The program illustrates for the fire investigator, how non-traditional fire scene evidence can be helpful during an investigation.
This module introduces the postflashover topic, describes ventilation-controlled fire flow, illustrates how the damage left by a postflashover can be significantly different than if that fire was extinguished preflashover.
This module lays the groundwork for understanding marine fires by covering four basic concepts that the investigator must understand before investigating a marine fire.
In this module, you will learn more about how cancer develops, what occupational exposure risks to carcinogens exist at fire scenes, and how to better protect yourself against those exposures.
The use of the process of elimination in the determination of a fire cause is a topic that has generated significant discussion and controversy in the fire investigation profession.
This module teaches the basics of the electrical power generation, distribution, and transmission system.
This module presents the basics of natural gas and its uses and system components in a residence.
This module explains the principles of search and seizure under the Fourth Amendment, as contained in the amendment and according to subsequent case law, and applies them to typical fire scene scenarios.
One of the legal proceedings that may require the fire investigator to testify is a deposition.
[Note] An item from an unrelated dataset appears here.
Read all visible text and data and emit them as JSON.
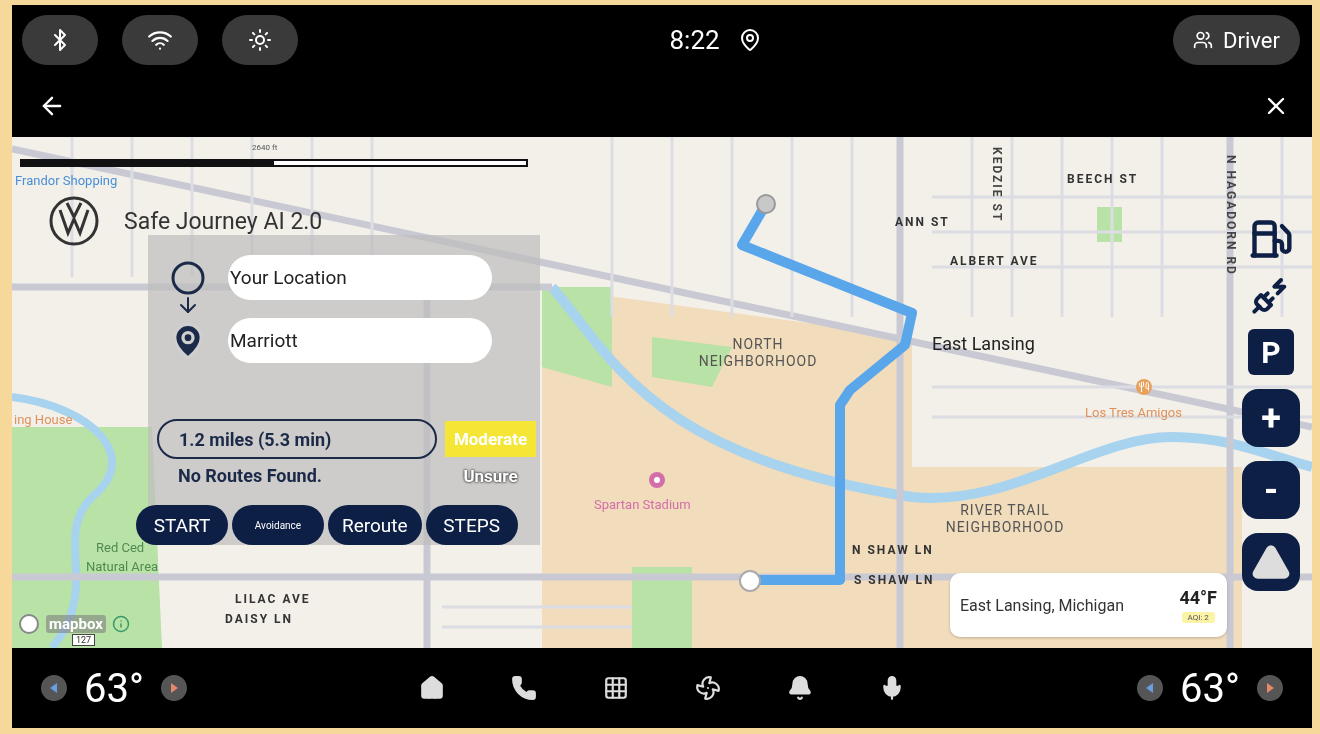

Depositions are often related to civil proceedings, but more and more jurisdictions are using them in criminal cases.
Deposing attorneys employ a variety of tactics to learn about the expert witness giving testimony, to try to unsettle that witness to see how he/she handles such pressure, and to probe for weaknesses to exploit.
This module provides introductory information on the Hazardous Waste Operations and Emergency Response (HAZWOPER) standard – 29 CFR 1910.120.
The program examines the importance of assessing the impact of ventilation on a fire.
This module demonstrates the investigative potential of information stored on electronic devices.
This module explains the relationship between NFPA 1033 and NFPA 921
The basics of the scientific method are deceptively simple: observe, hypothesize, test, and conclude.
This module addresses the foundations of thermometry, including the definition of temperature, the scales used to measure temperature and much more.
This program presents the results of flame experiments conducted with a candle.
This self-paced program explains to non-investigators the role of the fire investigator, what the fire investigator does, how the fire investigator is trained, what qualifications the fire investigator must meet.
This module will untangle the meanings of "undetermined," straighten out how to use the term correctly, talk about how not to use it, and describe how to properly report fires where "undetermined" is the cause or classification.
This module will advise fire investigators on how to approach the fact-finding procedures necessary and validate a hypothesis.
This module provides an overview on how structures can become vacant and eventually abandoned.
This self-paced program provides a basic framework for structuring the management of fire cases and fire investigators.
This module illustrates how wildland fires spread, explains how to interpret burn patterns unique to these types of fires.
This module presents the key elements of the initial origin and cause report and methods of clearly presenting findings in a professional manner.